Looking ahead to tomorrow, we will see the showers lingering in the south-west and starting to clear off into the south-east pretty quickly and that means most of the capitals are looking at a drier Friday. Here they are, really just some rain for the southern capitals, everyone looking at sun and Darwin in the dry.Every year, a festival in Mexico aims to break the record for hat tin America's biggest sandwich and they've done it again. A super torta measuring a massive 67 metres. 60 ingredients, including hundreds of litres of mayonnaise, mustard and spicy sauces. Hungry bystanders got to enjoy the final product. Good stuff! Stick with us on the ABC News Channel. Your next bulletin is coming up shortly.

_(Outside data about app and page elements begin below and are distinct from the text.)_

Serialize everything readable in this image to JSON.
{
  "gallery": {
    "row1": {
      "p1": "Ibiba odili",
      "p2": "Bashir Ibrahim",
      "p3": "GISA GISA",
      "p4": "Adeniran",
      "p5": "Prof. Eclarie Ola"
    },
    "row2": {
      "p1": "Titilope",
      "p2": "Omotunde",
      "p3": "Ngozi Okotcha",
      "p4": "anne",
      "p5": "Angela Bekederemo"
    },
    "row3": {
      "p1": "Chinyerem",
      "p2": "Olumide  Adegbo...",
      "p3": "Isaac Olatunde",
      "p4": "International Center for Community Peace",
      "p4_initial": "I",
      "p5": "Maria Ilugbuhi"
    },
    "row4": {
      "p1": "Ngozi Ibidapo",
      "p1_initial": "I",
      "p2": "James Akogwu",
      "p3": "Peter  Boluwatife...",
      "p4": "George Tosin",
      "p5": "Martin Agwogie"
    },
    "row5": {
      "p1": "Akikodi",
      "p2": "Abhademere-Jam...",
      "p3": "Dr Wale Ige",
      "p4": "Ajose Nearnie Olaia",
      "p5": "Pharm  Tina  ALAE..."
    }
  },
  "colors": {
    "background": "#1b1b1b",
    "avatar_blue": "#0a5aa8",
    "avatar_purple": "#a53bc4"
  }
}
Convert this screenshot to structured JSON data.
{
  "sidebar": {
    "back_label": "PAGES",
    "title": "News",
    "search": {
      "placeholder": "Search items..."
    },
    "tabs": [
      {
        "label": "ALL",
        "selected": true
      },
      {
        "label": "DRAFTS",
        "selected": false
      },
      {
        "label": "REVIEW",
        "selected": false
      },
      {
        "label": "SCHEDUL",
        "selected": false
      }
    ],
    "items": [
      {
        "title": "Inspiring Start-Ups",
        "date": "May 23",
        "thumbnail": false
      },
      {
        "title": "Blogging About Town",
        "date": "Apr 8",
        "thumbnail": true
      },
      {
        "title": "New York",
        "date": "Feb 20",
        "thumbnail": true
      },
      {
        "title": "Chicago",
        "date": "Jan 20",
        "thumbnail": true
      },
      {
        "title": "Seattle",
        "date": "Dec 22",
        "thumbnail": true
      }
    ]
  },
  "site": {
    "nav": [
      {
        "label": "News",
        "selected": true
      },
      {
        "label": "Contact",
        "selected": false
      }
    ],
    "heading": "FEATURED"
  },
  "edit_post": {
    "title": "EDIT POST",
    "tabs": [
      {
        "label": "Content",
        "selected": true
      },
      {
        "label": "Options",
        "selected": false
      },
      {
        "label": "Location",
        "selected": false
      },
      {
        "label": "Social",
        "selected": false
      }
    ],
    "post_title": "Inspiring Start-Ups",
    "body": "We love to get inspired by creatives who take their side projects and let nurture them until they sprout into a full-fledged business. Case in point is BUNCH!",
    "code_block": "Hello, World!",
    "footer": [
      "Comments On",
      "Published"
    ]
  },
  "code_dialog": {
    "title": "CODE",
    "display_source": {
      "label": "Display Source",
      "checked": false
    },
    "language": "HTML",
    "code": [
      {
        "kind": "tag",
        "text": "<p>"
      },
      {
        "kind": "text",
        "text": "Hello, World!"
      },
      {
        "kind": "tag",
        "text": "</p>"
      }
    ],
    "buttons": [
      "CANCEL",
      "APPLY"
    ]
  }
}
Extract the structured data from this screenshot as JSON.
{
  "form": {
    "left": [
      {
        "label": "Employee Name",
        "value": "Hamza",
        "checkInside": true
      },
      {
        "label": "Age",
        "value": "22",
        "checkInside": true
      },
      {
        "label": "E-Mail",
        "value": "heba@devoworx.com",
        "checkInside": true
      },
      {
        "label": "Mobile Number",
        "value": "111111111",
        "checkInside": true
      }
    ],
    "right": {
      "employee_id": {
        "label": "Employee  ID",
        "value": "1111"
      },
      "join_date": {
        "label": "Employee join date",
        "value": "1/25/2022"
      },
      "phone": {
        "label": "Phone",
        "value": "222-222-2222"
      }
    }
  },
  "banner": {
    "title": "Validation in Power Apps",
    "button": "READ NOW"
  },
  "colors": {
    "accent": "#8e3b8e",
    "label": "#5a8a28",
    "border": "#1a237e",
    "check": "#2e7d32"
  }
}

This program is not captioned. This program is live captioned by Ericsson Access Services. Today: Ruling delayed as a Colombian judge considers a plea deal in the drug-smuggling case of Cassie Sainsbury. A Sydney florist describes how a man held a broken bottle to his throat before being shot dead by police at Central Station.I feel sorry for him. Yeah, I feel sorry, but I'm alive, because I could be dead. Old wounds reopened: Donald Trump reinstates a ban on transgender people serving in the military. And hanging up the captain's hat: Wallabies skipper Stephen Moore calls time on his career. Hello. Kathryn Robinson with ABC